-- Task data follows --
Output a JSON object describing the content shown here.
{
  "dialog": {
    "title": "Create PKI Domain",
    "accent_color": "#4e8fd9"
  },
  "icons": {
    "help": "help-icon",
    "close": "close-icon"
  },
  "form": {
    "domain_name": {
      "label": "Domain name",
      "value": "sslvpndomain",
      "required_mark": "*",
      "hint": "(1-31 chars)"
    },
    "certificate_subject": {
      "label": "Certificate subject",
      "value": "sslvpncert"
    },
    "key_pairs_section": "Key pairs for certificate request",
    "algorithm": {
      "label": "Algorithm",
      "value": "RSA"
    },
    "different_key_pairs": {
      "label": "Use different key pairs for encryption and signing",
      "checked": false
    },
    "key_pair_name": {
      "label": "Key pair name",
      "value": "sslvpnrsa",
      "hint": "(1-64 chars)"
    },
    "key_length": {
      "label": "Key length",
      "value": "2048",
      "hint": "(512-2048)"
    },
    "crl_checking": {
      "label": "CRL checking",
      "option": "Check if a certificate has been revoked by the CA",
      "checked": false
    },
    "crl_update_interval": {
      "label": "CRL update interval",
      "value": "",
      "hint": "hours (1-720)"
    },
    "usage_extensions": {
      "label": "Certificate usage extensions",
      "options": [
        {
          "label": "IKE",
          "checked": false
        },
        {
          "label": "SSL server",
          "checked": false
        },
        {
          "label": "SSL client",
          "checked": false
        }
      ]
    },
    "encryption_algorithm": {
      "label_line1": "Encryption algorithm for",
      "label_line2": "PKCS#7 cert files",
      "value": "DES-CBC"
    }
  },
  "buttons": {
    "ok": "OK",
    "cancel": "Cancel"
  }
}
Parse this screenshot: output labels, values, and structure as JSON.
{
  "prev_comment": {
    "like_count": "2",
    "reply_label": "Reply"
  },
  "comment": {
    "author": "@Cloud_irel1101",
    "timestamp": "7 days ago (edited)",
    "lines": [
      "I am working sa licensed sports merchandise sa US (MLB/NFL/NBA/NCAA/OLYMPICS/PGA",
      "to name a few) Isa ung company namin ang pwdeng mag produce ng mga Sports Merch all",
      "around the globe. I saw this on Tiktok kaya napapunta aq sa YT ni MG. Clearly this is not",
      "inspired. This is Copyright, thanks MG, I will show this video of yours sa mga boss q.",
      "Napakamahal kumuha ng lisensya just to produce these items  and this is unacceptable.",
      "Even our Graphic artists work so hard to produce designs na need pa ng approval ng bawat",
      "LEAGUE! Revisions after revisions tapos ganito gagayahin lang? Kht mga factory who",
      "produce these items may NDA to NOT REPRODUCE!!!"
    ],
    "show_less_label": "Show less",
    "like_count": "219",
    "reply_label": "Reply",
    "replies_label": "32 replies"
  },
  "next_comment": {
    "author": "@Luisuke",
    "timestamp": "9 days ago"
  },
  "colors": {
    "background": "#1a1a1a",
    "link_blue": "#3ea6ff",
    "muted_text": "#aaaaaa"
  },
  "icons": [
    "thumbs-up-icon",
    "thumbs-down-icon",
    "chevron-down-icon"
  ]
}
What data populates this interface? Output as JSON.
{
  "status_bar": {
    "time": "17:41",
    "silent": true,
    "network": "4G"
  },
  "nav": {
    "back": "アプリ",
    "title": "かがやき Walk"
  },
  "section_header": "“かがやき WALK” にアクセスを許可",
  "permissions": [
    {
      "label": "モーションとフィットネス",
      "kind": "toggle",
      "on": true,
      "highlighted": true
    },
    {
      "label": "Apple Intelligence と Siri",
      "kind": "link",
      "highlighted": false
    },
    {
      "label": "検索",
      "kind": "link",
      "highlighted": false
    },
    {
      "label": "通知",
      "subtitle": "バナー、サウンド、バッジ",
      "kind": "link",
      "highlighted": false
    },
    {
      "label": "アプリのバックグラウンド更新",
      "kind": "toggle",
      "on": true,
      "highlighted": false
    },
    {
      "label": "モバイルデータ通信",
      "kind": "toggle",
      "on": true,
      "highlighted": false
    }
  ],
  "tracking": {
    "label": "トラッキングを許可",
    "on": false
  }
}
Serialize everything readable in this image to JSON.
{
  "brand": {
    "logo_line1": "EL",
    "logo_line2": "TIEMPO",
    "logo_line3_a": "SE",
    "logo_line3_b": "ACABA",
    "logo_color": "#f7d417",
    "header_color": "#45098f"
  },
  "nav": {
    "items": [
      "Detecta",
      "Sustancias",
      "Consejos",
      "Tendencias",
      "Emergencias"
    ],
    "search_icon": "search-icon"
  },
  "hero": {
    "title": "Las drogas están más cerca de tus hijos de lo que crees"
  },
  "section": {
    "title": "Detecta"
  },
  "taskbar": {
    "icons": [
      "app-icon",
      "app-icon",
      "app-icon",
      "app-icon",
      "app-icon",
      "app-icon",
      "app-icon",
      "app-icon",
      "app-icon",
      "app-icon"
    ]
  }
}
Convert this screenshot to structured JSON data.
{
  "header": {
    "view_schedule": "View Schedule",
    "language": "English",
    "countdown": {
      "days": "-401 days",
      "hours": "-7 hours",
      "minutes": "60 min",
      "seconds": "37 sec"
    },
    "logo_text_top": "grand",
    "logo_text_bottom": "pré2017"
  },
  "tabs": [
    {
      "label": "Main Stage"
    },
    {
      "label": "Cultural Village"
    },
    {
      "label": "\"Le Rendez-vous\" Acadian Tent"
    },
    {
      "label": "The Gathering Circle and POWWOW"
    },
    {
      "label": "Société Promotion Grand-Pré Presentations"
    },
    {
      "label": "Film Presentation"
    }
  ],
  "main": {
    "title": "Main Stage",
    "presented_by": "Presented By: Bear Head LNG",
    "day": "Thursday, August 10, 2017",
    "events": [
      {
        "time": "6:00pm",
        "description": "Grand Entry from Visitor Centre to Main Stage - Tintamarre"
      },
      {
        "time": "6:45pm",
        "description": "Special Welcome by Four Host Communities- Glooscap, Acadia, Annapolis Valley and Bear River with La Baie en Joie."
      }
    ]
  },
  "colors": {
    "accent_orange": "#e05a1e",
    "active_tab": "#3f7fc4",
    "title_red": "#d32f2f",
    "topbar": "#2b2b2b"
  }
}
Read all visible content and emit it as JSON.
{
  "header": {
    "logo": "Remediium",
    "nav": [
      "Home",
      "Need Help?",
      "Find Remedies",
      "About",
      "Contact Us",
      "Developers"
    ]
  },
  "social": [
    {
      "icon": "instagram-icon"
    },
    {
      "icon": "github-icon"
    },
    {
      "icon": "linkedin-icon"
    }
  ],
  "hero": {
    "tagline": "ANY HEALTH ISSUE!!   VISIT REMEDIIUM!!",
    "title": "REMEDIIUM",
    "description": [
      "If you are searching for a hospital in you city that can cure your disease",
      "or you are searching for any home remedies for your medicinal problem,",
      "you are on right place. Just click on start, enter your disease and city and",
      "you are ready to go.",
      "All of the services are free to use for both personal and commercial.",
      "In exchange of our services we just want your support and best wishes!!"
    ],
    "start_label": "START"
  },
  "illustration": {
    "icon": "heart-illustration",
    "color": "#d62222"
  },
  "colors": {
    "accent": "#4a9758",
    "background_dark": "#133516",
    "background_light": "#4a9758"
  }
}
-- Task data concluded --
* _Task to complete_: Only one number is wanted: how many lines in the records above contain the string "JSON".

* _Written reply_: 6